== About this exercise ==
The entries below are to be reproduced exactly, with their pictures omitted.

== Extracted records ==
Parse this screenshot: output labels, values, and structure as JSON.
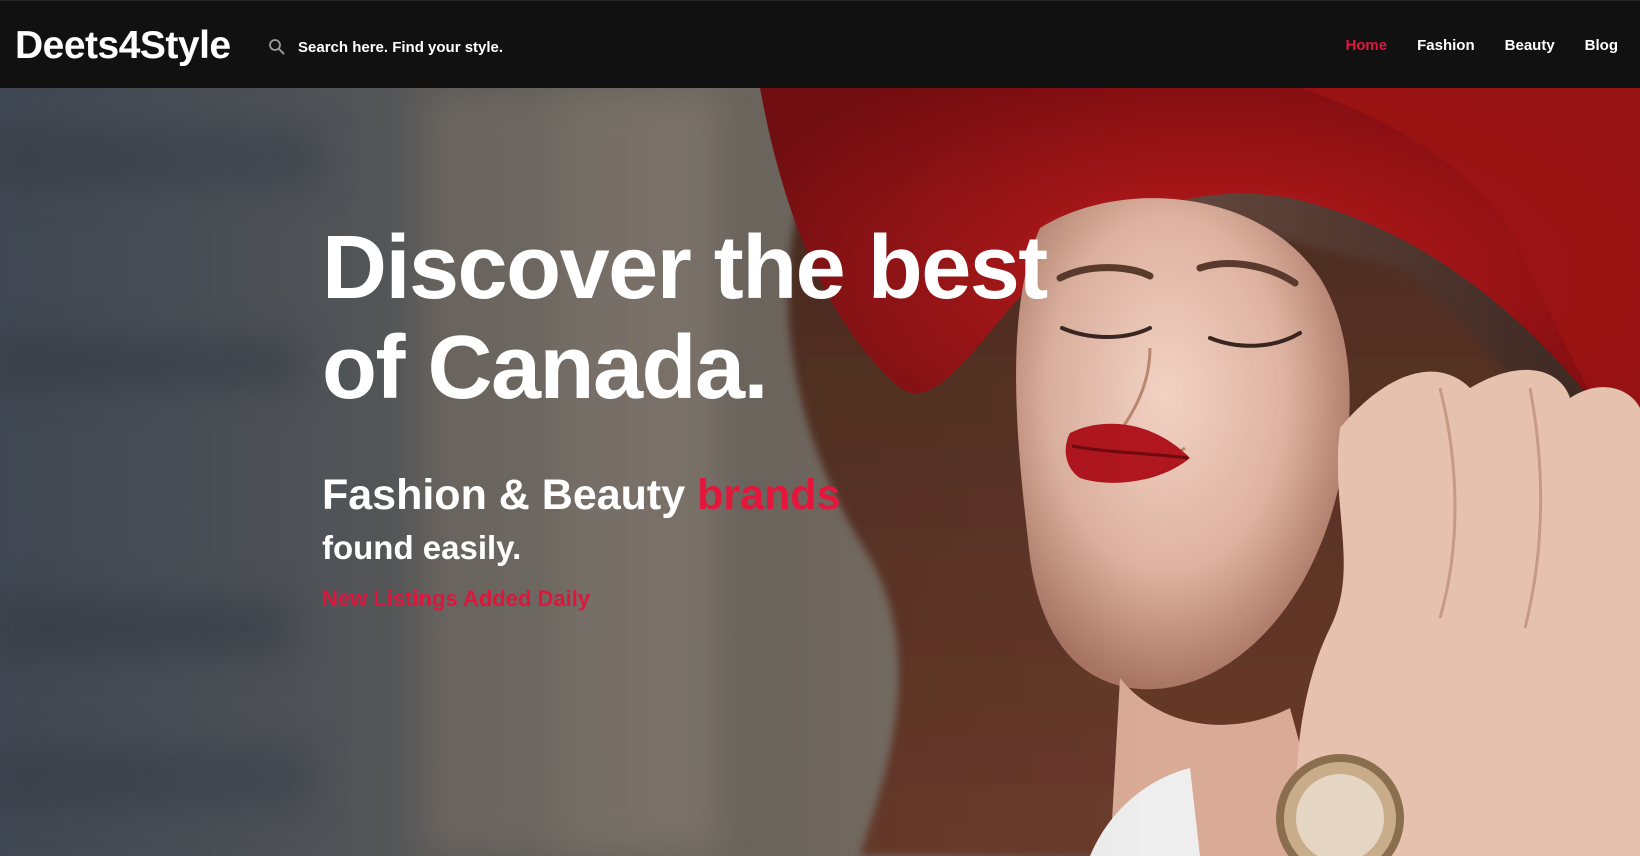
{
  "header": {
    "logo_text": "Deets4Style",
    "search": {
      "placeholder": "Search here. Find your style.",
      "icon": "search-icon"
    },
    "nav": [
      {
        "label": "Home",
        "active": true
      },
      {
        "label": "Fashion",
        "active": false
      },
      {
        "label": "Beauty",
        "active": false
      },
      {
        "label": "Blog",
        "active": false
      }
    ]
  },
  "hero": {
    "headline_line1": "Discover the best",
    "headline_line2": "of Canada.",
    "subline_text": "Fashion & Beauty ",
    "subline_accent": "brands",
    "subline_line2": "found easily.",
    "tagline": "New Listings Added Daily"
  },
  "colors": {
    "header_bg": "#111111",
    "accent": "#e0173f",
    "text": "#ffffff"
  }
}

== Result ==
Parse this screenshot: output labels, values, and structure as JSON.
{
  "header": {
    "logo_text": "Deets4Style",
    "search": {
      "placeholder": "Search here. Find your style.",
      "icon": "search-icon"
    },
    "nav": [
      {
        "label": "Home",
        "active": true
      },
      {
        "label": "Fashion",
        "active": false
      },
      {
        "label": "Beauty",
        "active": false
      },
      {
        "label": "Blog",
        "active": false
      }
    ]
  },
  "hero": {
    "headline_line1": "Discover the best",
    "headline_line2": "of Canada.",
    "subline_text": "Fashion & Beauty ",
    "subline_accent": "brands",
    "subline_line2": "found easily.",
    "tagline": "New Listings Added Daily"
  },
  "colors": {
    "header_bg": "#111111",
    "accent": "#e0173f",
    "text": "#ffffff"
  }
}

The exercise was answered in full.